The millions being collected from marijuana sales are dedicated to funding schools, construction of schools, campaigns to educate about marijuana, and lots of marijuana inspectors and regulators. Because of the taxpayer law, however, Colorado underestimated the amount of money it would make from the marijuana industry and thus may have to refund taxpaying citizens for their analytical indifference. Despite that, it would be something around a couple dollars or lower. Gregory Golyansky, the president of the Colorado Union of taxpayers believes “it should go back to the taxpayers” because “when government tries to keep the money that rightful belongs to the taxpayers of Colorado, it is an enormous issue. There should be a tax refund.”
In hopes that Colorado voters will let legislators keep the money, both parties are beginning to piece together a bill that would allow permission to hold on to the marijuana money, blocking the ability to refund because of the law in the Taxpayer’s Bill of Rights.
The Colorado sales tax placed on marijuana businesses is supported by most of these marijuana businesses, but there is an outcry that the high taxes on recreational marijuana are hurting smaller stores and keeping the black market alive. Instead of refunds, they want lower taxes.
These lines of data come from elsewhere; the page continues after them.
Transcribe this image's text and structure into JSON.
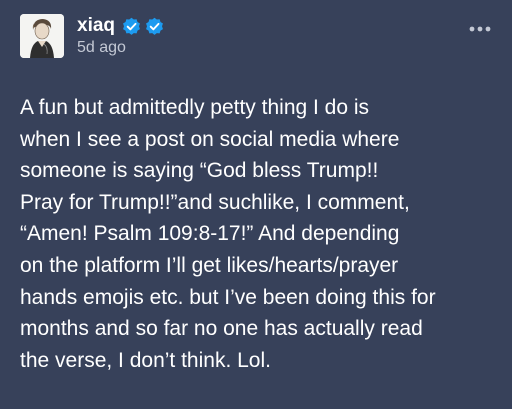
{
  "post": {
    "author": {
      "username": "xiaq",
      "badges": [
        {
          "icon": "verified-checkmark-icon",
          "color": "#1d9bf0"
        },
        {
          "icon": "verified-checkmark-icon",
          "color": "#1d9bf0"
        }
      ]
    },
    "timestamp": "5d ago",
    "menu_icon": "more-options-icon",
    "body_lines": [
      "A fun but admittedly petty thing I do is",
      "when I see a post on social media where",
      "someone is saying “God bless Trump!!",
      "Pray for Trump!!”and suchlike, I comment,",
      "“Amen! Psalm 109:8-17!” And depending",
      "on the platform I’ll get likes/hearts/prayer",
      "hands emojis etc. but I’ve been doing this for",
      "months and so far no one has actually read",
      "the verse, I don’t think. Lol."
    ]
  },
  "colors": {
    "background": "#37415a",
    "text": "#ffffff",
    "muted_text": "#c3c8d4",
    "badge": "#1d9bf0"
  }
}
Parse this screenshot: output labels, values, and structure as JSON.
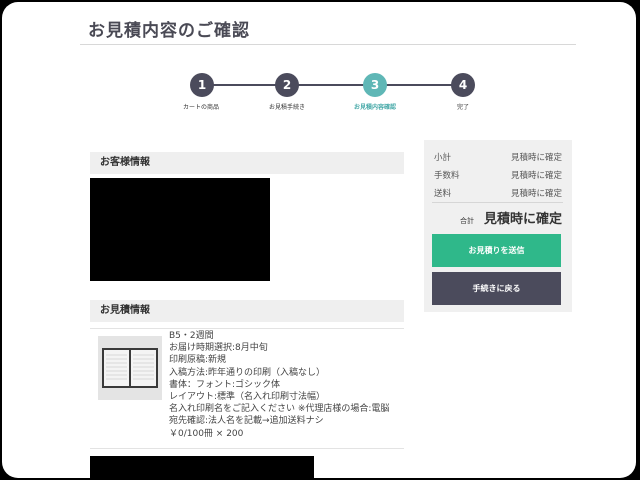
{
  "page": {
    "title": "お見積内容のご確認"
  },
  "steps": [
    {
      "number": "1",
      "label": "カートの商品",
      "active": false
    },
    {
      "number": "2",
      "label": "お見積手続き",
      "active": false
    },
    {
      "number": "3",
      "label": "お見積内容確認",
      "active": true
    },
    {
      "number": "4",
      "label": "完了",
      "active": false
    }
  ],
  "customer": {
    "heading": "お客様情報"
  },
  "estimate": {
    "heading": "お見積情報",
    "item": {
      "lines": [
        "B5・2週間",
        "お届け時期選択:8月中旬",
        "印刷原稿:新規",
        "入稿方法:昨年通りの印刷（入稿なし）",
        "書体：フォント:ゴシック体",
        "レイアウト:標準（名入れ印刷寸法幅）",
        "名入れ印刷名をご記入ください ※代理店様の場合:電脳",
        "宛先確認:法人名を記載→追加送料ナシ",
        "￥0/100冊 × 200"
      ]
    }
  },
  "summary": {
    "subtotal_label": "小計",
    "subtotal_value": "見積時に確定",
    "fee_label": "手数料",
    "fee_value": "見積時に確定",
    "shipping_label": "送料",
    "shipping_value": "見積時に確定",
    "total_label": "合計",
    "total_value": "見積時に確定",
    "send_button": "お見積りを送信",
    "back_button": "手続きに戻る"
  },
  "colors": {
    "accent": "#5fb7b6",
    "primary": "#4b4b5c",
    "send": "#2fb88a"
  }
}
As an economic sector in its infancy, it will be interesting to track the state revenues and tax protocols behind marijuana as it affects consumers, retailers, distributors and growers.